To keep a system in check, it needs to be consistant, so eating small portions less often and doing so slowly will guarantee that.

June 30, 2010 - 5:48am
EmpowHER Guest

#4 - Detoxify your liver - has no scientific basis. Drinking lemon and stevia once a week sounds like a quack remedy for a problem you don't have.

April 19, 2010 - 4:41am
EmpowHER Guest


April 15, 2010 - 5:27am

In regard to the HER GUEST comment about "There is no proof eating less more often is any better than eating a lot less often". Actually this is what I teach my clients and it does work!
By eating more meals through out your day (5-6 meals) around 300 calories per day aprox. you will definitely see a change on the scale over time. By eating this often it keeps the metabolism moving. Granted along with the mini meals you must get your body moving on a regular basis as well. And by adding in water consumption, the recommended amount...it will also add right to your success. I personally recommend to my clients in the beginning 8 - 8oz glasses per day to begin the habit of regular water consumption, then slowly move them into drinking half their body weight in oz. The more water the better! :)
I do agree that all individuals are different and what they need...but drinking water is something almost every person I know could improve upon. So drink up ladies!!

To Your Weight Loss Success!
Jennifer Rundall
Weight Loss Mentor & Coach
Thinspiration Coaching
(link deleted by EmpowHer moderator)

April 9, 2010 - 12:51pm
Enter the characters shown in the image.
By submitting this form, you agree to EmpowHER's terms of service and privacy policy
Add a Comment

We value and respect our HERWriters' experiences, but everyone is different. Many of our writers are speaking from personal experience, and what's worked for them may not work for you.
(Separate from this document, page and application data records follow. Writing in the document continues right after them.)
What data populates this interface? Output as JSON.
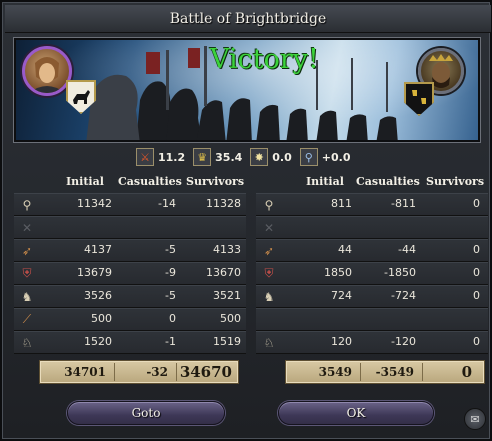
{
  "window": {
    "title": "Battle of Brightbridge"
  },
  "banner": {
    "result": "Victory!",
    "result_color": "#3bd23b",
    "left_portrait": "attacker-commander-portrait",
    "right_portrait": "defender-commander-portrait",
    "left_coat_of_arms": "white-horse-shield-icon",
    "right_coat_of_arms": "gold-lions-shield-icon"
  },
  "stats": [
    {
      "icon": "crossed-swords-icon",
      "value": "11.2"
    },
    {
      "icon": "crown-icon",
      "value": "35.4"
    },
    {
      "icon": "star-burst-icon",
      "value": "0.0"
    },
    {
      "icon": "scepter-icon",
      "value": "+0.0"
    }
  ],
  "headers": {
    "initial": "Initial",
    "casualties": "Casualties",
    "survivors": "Survivors"
  },
  "attacker": {
    "rows": [
      {
        "icon": "levy-icon",
        "initial": "11342",
        "casualties": "-14",
        "survivors": "11328"
      },
      {
        "icon": "crossed-pikes-icon",
        "initial": "",
        "casualties": "",
        "survivors": ""
      },
      {
        "icon": "archer-icon",
        "initial": "4137",
        "casualties": "-5",
        "survivors": "4133"
      },
      {
        "icon": "heavy-infantry-icon",
        "initial": "13679",
        "casualties": "-9",
        "survivors": "13670"
      },
      {
        "icon": "light-cavalry-icon",
        "initial": "3526",
        "casualties": "-5",
        "survivors": "3521"
      },
      {
        "icon": "spear-icon",
        "initial": "500",
        "casualties": "0",
        "survivors": "500"
      },
      {
        "icon": "knight-icon",
        "initial": "1520",
        "casualties": "-1",
        "survivors": "1519"
      }
    ],
    "totals": {
      "initial": "34701",
      "casualties": "-32",
      "survivors": "34670"
    }
  },
  "defender": {
    "rows": [
      {
        "icon": "levy-icon",
        "initial": "811",
        "casualties": "-811",
        "survivors": "0"
      },
      {
        "icon": "crossed-pikes-icon",
        "initial": "",
        "casualties": "",
        "survivors": ""
      },
      {
        "icon": "archer-icon",
        "initial": "44",
        "casualties": "-44",
        "survivors": "0"
      },
      {
        "icon": "heavy-infantry-icon",
        "initial": "1850",
        "casualties": "-1850",
        "survivors": "0"
      },
      {
        "icon": "light-cavalry-icon",
        "initial": "724",
        "casualties": "-724",
        "survivors": "0"
      },
      {
        "icon": "spear-icon",
        "initial": "",
        "casualties": "",
        "survivors": ""
      },
      {
        "icon": "knight-icon",
        "initial": "120",
        "casualties": "-120",
        "survivors": "0"
      }
    ],
    "totals": {
      "initial": "3549",
      "casualties": "-3549",
      "survivors": "0"
    }
  },
  "buttons": {
    "goto": "Goto",
    "ok": "OK"
  },
  "footer": {
    "mail_icon": "envelope-icon"
  }
}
Their articles are not a substitute for medical advice, although we hope you can gain knowledge from their insight.

Healthy Eating

Get Email Updates

Health Newsletter

Receive the latest and greatest in women's health and wellness from EmpowHER - for free!